Provide only the number of lines in the records below that contain "object".

------------------------------------------------------------

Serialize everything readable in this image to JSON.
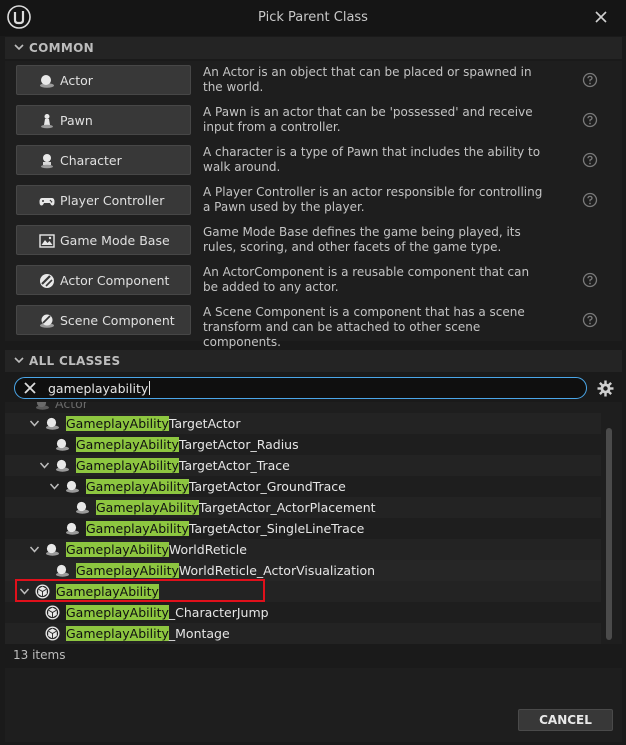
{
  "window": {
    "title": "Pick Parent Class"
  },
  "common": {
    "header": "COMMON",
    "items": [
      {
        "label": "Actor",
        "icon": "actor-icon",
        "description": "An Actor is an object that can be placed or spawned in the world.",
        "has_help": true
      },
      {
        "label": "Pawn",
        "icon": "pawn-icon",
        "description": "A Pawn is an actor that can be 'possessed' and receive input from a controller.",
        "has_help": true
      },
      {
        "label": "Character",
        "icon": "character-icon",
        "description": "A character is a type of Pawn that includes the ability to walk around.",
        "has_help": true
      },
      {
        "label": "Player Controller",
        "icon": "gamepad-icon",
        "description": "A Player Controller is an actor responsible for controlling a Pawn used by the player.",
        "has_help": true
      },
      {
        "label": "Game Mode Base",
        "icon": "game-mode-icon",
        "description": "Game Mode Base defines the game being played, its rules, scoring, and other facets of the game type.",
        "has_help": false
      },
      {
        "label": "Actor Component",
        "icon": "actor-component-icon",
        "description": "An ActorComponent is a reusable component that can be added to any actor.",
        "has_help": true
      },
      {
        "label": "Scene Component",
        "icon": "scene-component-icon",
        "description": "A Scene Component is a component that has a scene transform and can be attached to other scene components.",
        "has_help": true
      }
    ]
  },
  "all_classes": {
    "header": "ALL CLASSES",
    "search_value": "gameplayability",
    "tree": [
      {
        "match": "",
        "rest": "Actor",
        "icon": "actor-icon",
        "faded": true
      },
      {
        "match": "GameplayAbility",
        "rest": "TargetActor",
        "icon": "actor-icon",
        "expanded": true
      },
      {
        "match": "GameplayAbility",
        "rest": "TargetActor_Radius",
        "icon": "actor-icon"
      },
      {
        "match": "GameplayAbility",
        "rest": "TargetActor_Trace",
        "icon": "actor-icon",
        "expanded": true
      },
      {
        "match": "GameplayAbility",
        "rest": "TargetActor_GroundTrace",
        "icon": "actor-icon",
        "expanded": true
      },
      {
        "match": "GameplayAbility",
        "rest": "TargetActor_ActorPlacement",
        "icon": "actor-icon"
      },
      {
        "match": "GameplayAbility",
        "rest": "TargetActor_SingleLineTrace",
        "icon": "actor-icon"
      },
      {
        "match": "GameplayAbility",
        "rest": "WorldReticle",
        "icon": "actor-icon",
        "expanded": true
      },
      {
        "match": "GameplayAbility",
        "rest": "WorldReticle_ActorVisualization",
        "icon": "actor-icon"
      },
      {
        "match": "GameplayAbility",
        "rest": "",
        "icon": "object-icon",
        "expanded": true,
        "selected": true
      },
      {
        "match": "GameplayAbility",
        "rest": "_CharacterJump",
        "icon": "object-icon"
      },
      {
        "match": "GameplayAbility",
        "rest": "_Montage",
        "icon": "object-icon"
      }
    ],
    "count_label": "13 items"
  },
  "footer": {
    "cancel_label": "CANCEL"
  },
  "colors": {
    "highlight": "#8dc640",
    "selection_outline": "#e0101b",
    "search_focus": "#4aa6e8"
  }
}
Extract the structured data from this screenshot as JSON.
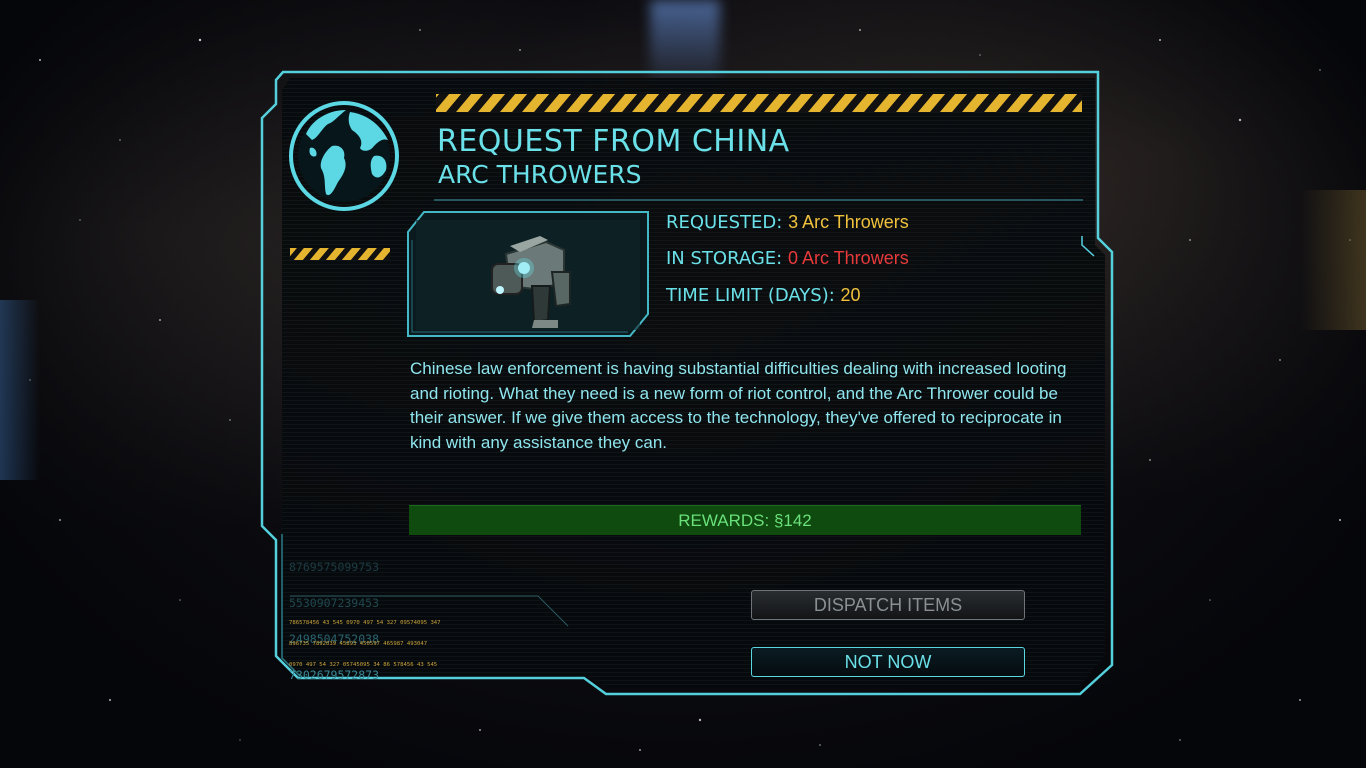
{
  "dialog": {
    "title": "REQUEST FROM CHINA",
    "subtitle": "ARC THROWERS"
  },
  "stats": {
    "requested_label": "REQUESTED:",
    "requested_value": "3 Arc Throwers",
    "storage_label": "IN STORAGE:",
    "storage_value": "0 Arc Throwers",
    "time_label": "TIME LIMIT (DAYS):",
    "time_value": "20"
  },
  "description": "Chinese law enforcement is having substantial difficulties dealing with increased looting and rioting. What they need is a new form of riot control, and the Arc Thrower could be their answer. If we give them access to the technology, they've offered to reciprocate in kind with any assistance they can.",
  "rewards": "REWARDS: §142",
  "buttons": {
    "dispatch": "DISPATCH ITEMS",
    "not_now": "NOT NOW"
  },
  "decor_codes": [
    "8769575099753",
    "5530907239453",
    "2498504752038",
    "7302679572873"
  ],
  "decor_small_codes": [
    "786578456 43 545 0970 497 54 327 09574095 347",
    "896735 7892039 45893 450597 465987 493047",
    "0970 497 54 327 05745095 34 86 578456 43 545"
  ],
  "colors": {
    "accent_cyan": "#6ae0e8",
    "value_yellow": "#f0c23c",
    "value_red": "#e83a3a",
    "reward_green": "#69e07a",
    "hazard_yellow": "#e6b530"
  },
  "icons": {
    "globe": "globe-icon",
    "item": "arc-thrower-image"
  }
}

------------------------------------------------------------

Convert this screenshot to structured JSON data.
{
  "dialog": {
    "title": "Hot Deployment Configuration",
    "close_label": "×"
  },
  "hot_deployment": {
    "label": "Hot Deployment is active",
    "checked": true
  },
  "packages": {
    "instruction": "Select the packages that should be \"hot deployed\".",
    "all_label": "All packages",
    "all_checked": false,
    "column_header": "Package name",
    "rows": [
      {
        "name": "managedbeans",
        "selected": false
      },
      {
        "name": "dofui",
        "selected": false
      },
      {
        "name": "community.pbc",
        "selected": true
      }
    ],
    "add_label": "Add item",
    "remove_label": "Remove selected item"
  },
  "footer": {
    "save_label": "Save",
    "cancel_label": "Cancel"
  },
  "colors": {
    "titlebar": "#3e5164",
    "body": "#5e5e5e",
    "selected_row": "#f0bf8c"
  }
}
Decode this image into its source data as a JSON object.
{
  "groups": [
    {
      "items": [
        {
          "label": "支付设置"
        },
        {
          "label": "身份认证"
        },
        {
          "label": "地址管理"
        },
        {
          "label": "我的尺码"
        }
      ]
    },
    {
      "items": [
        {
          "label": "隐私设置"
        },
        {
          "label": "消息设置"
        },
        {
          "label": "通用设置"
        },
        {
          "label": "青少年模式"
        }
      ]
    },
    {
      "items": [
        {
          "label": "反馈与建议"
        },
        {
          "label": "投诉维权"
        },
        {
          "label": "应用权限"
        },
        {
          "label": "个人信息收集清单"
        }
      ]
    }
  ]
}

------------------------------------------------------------

:: RESPONSE AREA ::
5